Explanation: Compares an assembly to a genome fasta file and evaluates the fidelity of the assembly.
9. For App Inputs use the following values for test data:
10. Repeat steps 7-9 for the other two Soapdenovo assemblies (kmer size values 45-49 respectively).
11. Compare the results for the different assemblies. Some have larger N50 values for the scaffolds. Some have lower numbers of inserts and deletions. Compare the representation values (the amount of the genome that is accurately reproduced in the assembly).
IV. Additional Assembly: GapCloser

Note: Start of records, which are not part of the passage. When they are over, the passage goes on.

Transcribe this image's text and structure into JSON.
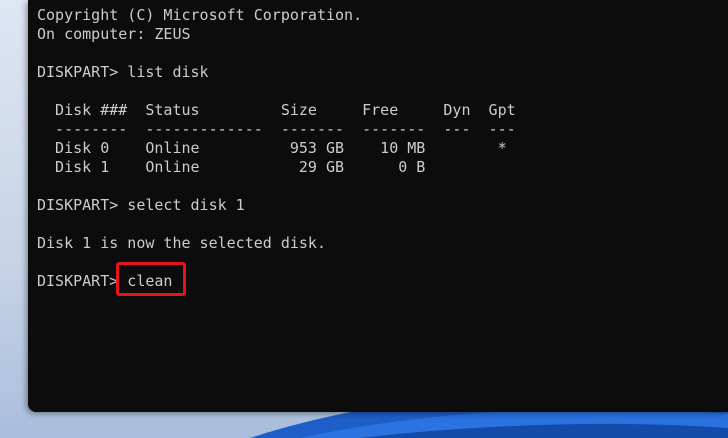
{
  "terminal": {
    "lines": [
      "Copyright (C) Microsoft Corporation.",
      "On computer: ZEUS",
      "",
      "DISKPART> list disk",
      "",
      "  Disk ###  Status         Size     Free     Dyn  Gpt",
      "  --------  -------------  -------  -------  ---  ---",
      "  Disk 0    Online          953 GB    10 MB        *",
      "  Disk 1    Online           29 GB      0 B",
      "",
      "DISKPART> select disk 1",
      "",
      "Disk 1 is now the selected disk.",
      "",
      "DISKPART> clean"
    ]
  },
  "colors": {
    "terminal_background": "#0c0c0c",
    "terminal_text": "#cccccc",
    "highlight_border": "#e3141a"
  }
}
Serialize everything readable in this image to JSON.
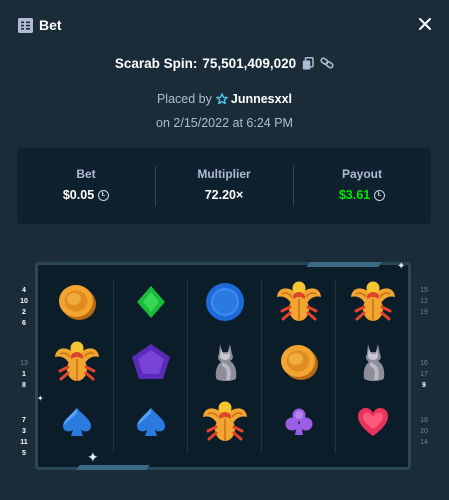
{
  "header": {
    "title": "Bet",
    "icons": {
      "bet": "bet-slip-icon",
      "close": "close-icon"
    }
  },
  "game": {
    "name": "Scarab Spin",
    "separator": ":",
    "bet_id": "75,501,409,020",
    "icons": [
      "copy-icon",
      "link-icon"
    ]
  },
  "placed": {
    "prefix": "Placed by",
    "user": "Junnesxxl",
    "user_icon": "star-icon"
  },
  "date": "on 2/15/2022 at 6:24 PM",
  "stats": {
    "bet": {
      "label": "Bet",
      "value": "$0.05",
      "currency_icon": "litecoin-icon"
    },
    "multiplier": {
      "label": "Multiplier",
      "value": "72.20×"
    },
    "payout": {
      "label": "Payout",
      "value": "$3.61",
      "currency_icon": "litecoin-icon",
      "color": "#00e701"
    }
  },
  "board": {
    "reels": [
      [
        "gold-coin",
        "scarab",
        "spade"
      ],
      [
        "green-diamond",
        "purple-pentagon",
        "spade"
      ],
      [
        "blue-ring",
        "cat-statue",
        "scarab"
      ],
      [
        "scarab",
        "gold-coin",
        "club"
      ],
      [
        "scarab",
        "cat-statue",
        "heart"
      ]
    ],
    "paylines_left": [
      [
        "4",
        "10",
        "2",
        "6"
      ],
      [
        "13",
        "1",
        "8"
      ],
      [
        "7",
        "3",
        "11",
        "5"
      ]
    ],
    "paylines_right": [
      [
        "15",
        "12",
        "19"
      ],
      [
        "16",
        "17",
        "9"
      ],
      [
        "18",
        "20",
        "14"
      ]
    ]
  },
  "colors": {
    "background": "#1a2c38",
    "panel": "#0f212e",
    "muted_text": "#b1bad3",
    "win_green": "#00e701"
  }
}
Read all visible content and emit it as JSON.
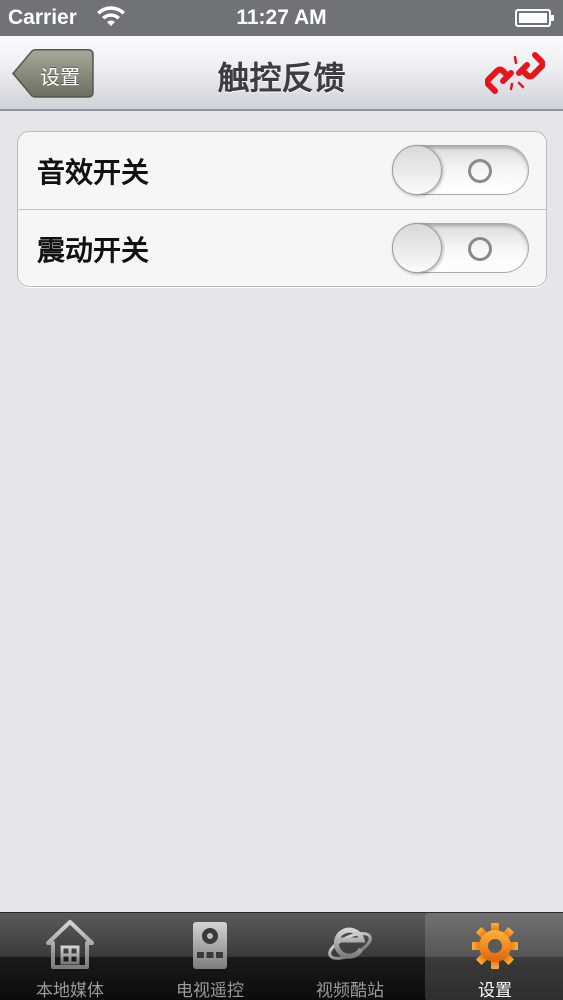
{
  "status_bar": {
    "carrier": "Carrier",
    "time": "11:27 AM",
    "wifi_icon": "wifi-icon",
    "battery_icon": "battery-icon"
  },
  "nav_bar": {
    "back_label": "设置",
    "title": "触控反馈",
    "right_icon": "broken-link-icon",
    "right_icon_color": "#e8141c"
  },
  "settings": {
    "rows": [
      {
        "label": "音效开关",
        "state": "off"
      },
      {
        "label": "震动开关",
        "state": "off"
      }
    ]
  },
  "tab_bar": {
    "selected": "设置",
    "accent_color": "#f28a1a",
    "tabs": [
      {
        "label": "本地媒体",
        "icon": "home-icon"
      },
      {
        "label": "电视遥控",
        "icon": "remote-control-icon"
      },
      {
        "label": "视频酷站",
        "icon": "browser-e-icon"
      },
      {
        "label": "设置",
        "icon": "gear-icon"
      }
    ]
  }
}
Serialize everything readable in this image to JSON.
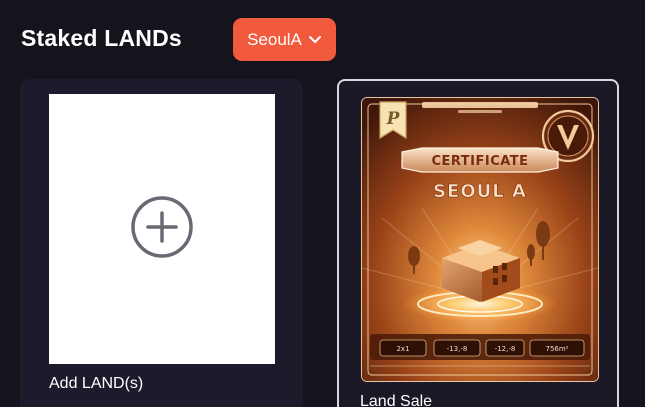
{
  "header": {
    "title": "Staked LANDs",
    "city_dropdown": {
      "selected": "SeoulA"
    }
  },
  "add_card": {
    "label": "Add LAND(s)"
  },
  "land_card": {
    "label": "Land Sale",
    "certificate": {
      "heading": "CERTIFICATE",
      "city": "SEOUL A",
      "stats": [
        "2x1",
        "-13,-8",
        "-12,-8",
        "756m²"
      ]
    }
  },
  "colors": {
    "background": "#15131c",
    "card": "#1d1a2b",
    "accent": "#f25a3e"
  },
  "icons": {
    "dropdown": "chevron-down-icon",
    "add": "plus-circle-icon",
    "brand_badge": "p-badge-icon",
    "emblem": "v-emblem-icon"
  }
}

GapCloser is a tool for filling gaps in scaffolds produced with the Soapdenovo 2 assembler. The whole output directory from a successful run of the App Soapdenovo 2.0.4 is ingested and the reads are used to find matches at the internal gap margins of the output scaffold.
12. Click on Apps and search for GapCloser, click on GapCloser 1.12.0. If desired make adjustment to the analysis name, description
13. For Input enter the entire output directory for a Soapdenovo2 assembly that you want to use with GapCloser. For the test data, (spA genome) enter one of the assemblies from running Soapdenovo2, for example “soapdenovo2_spA47” Community Data > iplant_training > genome_assembly2 > Soapdenovo2)
14. For General Settings use the following:
V. Assess assembly on GapCloser outputs
15. Click on Apps and search for the Assess Assembly vs whole genome app. (Public Applications>NGS>Assembly Annotation). If desired make adjustment to the analysis name, description, etc.
16. For App Inputs use the following values for test data:
1. Input files:
a. Illumina fastq read files sample:
2. Output files:
a. Scaffold files in fasta format:
b. Scaffold fasta file after GapCloser:
>12629 length 638 cvg_9.1_tip_1
>12631 length 638 cvg_6.0_tip_1
fasta format text file
scaffold fasta file, which represents the final output for the assembly sequences (includes large gaps filled with N’s)
fasta format text file
contig fasta file, the final assembly of continuous sequence (only small gaps)
text formatted list of statistics about the scaffold sequences including the N50 value
text formatted list of statistics about the scaffold sequences (or any input fasta file), including N50, but also comparisons to a reference genome (e.g. representation value)
fasta format text file
scaffold fasta file, which represents the final output for the assembly sequences from GapCloser